Visually, however, the Crossland X takes a notable percentage of its design themes from the lovely little Opel Adam. In some ways the theme has more space to breath. The base of the A-pillar, which is the Adam’s least satisfactory aspect is thematically similar yet can
extend more while still retaining the flow from side to front. The most evident shared feature is, of course, the roof and the brightwork around the top of the sideglass. The roof is blacked out and the brightwork shoots back parallel with the lamps, as the Adam does.
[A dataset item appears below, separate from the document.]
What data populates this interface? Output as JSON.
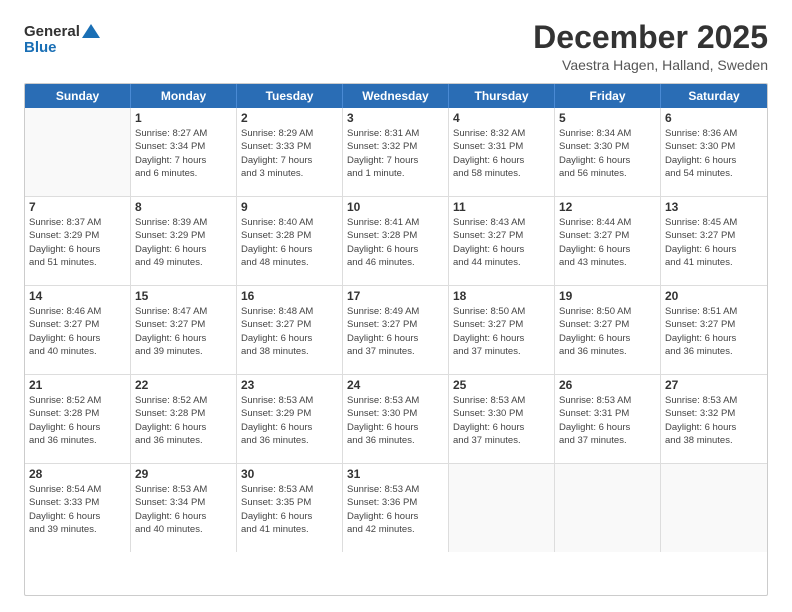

The effect is of a scaled up Adam.
To some extent, the new Astra does something similar with its brightwork and so does the new Signum (especially on the estate version).
So, clearly Opel are pleased with the Adam’s style and are rolling-out some elements on their later cars. In this part of the text I am supposed to now say if this is a Good Thing or a Bad Thing. These days I’d be reluctant to attempt to second guess the market. In some ways, customers seem quite indifferent to design details and mediocrity ought to be poison.
By the same token quite nice design is not consistently rewarded either. It seems that a bad design can be carried by a hot brand and a cold brand mostly doesn’t get far on the back of good looks. Exceptions abound and the explanations may lie in other cells on the spreadsheet. Hyundai have got a good reception for their design work and I think (without a shred of evidence, your honour) that customers like the tidy, slightly expressive design theme Hyundai is using.
Kia have done well with the Ceed 5-door but the very striking Ceed 3-door is a rarity and has done nothing to attract attention or change perceptions. Renault and Opel also carefully placed pearls (the Megane coupe and Astra coupe) before the swinish market and gained nothing. And, as we have said here a lot, much of Mercedes design and latterly, Ford’s is quite ordinary (at best) but still shifts the metal (though less so for Ford).
So, the upshot of this is: does it matter so very much if the Crossland X looks like a car from lower down the price ladder? Does anyone think like that any more anyway? The simple truth might be: the Adam has nice roof and it works on the Crossland. There is nothing more complex to it either way.
Side note: Opel are, in my mind, notable for displaying really luscious interior colours in their brochures and publicity and for the public never to take them up. The Crossland visuals show lease-car grey from left to right and up to down. Have Opel finally given up on offering warm tan and creamy reds? The first Meriva had a very distinctive interior and some eye-stroking colours. The Crossland, which replaces the Meriva does not (so far).